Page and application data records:
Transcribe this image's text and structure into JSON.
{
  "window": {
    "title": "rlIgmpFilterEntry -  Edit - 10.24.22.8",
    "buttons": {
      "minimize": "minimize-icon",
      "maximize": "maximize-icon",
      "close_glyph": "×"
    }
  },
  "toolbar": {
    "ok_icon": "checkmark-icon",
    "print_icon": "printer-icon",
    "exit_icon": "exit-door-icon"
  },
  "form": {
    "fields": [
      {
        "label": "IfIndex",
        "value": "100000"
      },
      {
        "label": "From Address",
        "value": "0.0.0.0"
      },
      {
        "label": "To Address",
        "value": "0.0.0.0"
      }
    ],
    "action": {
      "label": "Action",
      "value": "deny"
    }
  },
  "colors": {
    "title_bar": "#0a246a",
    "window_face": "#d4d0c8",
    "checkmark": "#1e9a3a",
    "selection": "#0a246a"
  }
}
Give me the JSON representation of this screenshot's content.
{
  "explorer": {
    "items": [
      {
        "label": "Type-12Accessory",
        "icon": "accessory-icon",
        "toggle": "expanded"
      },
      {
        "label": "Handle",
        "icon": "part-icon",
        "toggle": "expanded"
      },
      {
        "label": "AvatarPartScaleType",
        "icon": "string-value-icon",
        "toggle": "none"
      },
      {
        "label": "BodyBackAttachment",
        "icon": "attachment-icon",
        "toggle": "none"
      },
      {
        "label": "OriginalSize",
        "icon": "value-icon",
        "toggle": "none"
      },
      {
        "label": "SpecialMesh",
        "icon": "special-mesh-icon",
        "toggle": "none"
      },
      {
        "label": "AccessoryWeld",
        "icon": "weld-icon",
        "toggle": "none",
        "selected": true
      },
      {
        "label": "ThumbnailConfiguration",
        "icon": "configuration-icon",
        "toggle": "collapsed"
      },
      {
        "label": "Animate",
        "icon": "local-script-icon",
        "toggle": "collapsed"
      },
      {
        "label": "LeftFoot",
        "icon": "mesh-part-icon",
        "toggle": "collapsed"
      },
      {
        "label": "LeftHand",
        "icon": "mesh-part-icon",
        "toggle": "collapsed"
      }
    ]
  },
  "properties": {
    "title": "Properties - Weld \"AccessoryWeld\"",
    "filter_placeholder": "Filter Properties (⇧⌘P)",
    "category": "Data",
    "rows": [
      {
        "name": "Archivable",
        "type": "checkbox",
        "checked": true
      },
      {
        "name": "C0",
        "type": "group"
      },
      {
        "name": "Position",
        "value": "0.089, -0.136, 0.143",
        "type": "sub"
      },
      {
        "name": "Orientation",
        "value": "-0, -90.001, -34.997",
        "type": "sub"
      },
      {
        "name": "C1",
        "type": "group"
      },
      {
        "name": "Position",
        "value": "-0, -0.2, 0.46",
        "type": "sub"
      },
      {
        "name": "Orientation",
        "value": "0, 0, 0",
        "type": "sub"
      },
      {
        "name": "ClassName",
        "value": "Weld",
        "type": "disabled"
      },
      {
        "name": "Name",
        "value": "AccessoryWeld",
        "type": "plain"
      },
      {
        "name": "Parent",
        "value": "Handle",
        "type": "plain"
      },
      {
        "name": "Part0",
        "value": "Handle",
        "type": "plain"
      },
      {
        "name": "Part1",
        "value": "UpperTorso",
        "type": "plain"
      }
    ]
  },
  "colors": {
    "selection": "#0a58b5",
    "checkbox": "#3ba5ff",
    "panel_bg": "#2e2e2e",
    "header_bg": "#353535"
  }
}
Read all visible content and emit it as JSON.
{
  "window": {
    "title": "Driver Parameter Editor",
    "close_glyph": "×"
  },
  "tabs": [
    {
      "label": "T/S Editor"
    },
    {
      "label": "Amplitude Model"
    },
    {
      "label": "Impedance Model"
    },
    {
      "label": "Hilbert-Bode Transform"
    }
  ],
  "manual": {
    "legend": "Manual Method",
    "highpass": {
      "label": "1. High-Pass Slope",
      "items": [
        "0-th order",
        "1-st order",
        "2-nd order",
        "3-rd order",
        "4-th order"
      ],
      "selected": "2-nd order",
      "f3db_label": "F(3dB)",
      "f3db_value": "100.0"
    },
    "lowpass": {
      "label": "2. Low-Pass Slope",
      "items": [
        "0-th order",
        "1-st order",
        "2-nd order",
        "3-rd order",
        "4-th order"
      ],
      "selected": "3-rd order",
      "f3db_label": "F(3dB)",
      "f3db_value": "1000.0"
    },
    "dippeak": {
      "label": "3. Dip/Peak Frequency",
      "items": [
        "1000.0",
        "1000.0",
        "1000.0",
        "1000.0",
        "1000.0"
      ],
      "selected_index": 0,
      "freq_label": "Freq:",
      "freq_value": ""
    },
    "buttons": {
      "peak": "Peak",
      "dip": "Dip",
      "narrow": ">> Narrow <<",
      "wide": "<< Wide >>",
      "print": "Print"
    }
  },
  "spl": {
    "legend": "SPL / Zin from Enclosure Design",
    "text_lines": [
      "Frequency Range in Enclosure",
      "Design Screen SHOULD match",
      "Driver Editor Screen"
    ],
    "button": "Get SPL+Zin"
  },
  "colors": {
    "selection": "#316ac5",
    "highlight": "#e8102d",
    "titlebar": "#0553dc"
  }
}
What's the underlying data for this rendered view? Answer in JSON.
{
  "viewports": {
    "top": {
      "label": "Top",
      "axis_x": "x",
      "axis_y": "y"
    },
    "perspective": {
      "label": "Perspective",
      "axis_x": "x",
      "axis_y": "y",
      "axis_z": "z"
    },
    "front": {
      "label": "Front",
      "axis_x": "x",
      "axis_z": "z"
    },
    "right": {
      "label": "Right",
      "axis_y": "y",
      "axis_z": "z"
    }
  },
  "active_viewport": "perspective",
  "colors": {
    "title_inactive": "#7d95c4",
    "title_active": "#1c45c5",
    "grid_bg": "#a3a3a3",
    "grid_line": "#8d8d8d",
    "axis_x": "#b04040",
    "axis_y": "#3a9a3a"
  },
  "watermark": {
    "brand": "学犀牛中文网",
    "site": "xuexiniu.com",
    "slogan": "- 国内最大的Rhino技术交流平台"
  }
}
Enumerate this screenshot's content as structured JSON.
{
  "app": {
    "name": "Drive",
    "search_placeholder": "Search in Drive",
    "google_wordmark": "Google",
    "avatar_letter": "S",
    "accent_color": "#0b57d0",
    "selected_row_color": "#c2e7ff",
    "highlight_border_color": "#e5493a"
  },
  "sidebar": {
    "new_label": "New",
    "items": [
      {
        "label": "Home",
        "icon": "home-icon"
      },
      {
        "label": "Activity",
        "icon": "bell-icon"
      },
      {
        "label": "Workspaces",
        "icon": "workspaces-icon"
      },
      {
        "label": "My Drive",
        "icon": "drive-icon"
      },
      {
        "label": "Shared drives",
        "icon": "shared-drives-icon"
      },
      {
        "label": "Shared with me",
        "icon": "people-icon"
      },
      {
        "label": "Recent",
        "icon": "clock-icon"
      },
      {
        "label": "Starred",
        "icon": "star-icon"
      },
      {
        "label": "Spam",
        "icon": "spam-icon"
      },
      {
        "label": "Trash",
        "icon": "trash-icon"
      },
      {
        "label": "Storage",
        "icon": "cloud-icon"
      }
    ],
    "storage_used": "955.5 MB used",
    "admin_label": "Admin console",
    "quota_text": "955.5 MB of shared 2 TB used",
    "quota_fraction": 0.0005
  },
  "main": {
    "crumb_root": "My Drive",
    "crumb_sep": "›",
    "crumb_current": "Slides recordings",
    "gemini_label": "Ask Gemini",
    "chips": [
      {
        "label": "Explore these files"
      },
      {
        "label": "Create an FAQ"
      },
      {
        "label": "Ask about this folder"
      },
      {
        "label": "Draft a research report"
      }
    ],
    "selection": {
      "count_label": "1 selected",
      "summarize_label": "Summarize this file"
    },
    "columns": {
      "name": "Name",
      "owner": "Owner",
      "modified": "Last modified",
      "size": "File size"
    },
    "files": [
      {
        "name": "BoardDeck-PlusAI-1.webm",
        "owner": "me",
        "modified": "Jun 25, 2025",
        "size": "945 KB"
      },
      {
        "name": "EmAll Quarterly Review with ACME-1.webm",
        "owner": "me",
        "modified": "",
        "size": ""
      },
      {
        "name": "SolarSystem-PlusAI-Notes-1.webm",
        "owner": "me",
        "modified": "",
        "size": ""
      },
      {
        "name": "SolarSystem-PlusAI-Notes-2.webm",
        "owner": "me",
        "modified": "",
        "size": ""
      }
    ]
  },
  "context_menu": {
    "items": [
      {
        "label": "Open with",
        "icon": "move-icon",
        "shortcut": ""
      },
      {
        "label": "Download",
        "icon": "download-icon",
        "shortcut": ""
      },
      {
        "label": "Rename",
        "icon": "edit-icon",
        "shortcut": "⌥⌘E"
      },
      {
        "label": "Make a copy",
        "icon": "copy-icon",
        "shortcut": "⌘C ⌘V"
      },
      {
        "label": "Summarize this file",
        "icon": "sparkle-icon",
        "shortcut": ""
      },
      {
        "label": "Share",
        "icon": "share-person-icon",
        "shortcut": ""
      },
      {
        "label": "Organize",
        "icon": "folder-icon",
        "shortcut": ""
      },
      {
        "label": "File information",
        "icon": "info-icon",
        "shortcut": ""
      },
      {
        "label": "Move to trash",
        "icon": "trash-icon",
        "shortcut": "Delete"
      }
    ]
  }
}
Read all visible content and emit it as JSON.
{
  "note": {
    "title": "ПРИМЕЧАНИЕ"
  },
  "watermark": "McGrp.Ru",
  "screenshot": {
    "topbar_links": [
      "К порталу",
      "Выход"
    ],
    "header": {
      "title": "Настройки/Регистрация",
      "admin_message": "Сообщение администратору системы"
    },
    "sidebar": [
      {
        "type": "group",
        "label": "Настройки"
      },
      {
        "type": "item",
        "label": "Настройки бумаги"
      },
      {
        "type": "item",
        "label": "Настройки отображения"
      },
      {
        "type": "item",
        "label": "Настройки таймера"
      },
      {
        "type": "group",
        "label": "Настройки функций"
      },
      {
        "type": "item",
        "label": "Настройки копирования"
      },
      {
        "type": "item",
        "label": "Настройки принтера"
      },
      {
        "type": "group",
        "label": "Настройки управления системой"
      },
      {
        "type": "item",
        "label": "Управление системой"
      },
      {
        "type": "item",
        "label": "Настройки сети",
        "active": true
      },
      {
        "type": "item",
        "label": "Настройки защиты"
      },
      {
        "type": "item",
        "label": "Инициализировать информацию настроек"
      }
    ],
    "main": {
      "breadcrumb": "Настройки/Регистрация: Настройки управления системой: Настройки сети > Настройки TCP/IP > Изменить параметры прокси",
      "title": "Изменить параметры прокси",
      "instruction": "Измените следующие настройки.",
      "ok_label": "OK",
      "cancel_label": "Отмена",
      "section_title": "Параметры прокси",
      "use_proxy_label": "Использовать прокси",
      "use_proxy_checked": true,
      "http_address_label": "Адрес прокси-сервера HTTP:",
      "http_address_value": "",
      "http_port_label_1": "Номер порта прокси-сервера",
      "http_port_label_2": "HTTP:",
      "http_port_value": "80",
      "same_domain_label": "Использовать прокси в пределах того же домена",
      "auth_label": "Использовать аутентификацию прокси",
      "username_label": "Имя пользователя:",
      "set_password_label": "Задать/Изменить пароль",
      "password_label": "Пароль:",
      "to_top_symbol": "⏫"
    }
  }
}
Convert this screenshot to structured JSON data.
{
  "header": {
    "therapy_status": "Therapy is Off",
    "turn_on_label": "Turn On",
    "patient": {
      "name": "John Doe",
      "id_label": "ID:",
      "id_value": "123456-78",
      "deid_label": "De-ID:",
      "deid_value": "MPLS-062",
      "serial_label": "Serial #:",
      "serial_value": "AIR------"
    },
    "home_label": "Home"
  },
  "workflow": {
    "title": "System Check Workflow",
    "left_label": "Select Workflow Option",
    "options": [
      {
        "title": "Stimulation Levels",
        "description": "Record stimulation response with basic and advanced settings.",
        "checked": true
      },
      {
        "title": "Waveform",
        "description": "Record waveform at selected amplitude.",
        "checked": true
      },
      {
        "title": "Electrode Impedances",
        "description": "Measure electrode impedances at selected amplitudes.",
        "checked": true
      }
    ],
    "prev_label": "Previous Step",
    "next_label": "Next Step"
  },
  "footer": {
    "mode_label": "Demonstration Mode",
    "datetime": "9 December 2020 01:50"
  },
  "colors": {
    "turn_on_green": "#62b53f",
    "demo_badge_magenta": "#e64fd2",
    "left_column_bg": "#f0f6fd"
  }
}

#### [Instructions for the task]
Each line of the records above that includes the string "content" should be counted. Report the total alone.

#### [Finished task]
4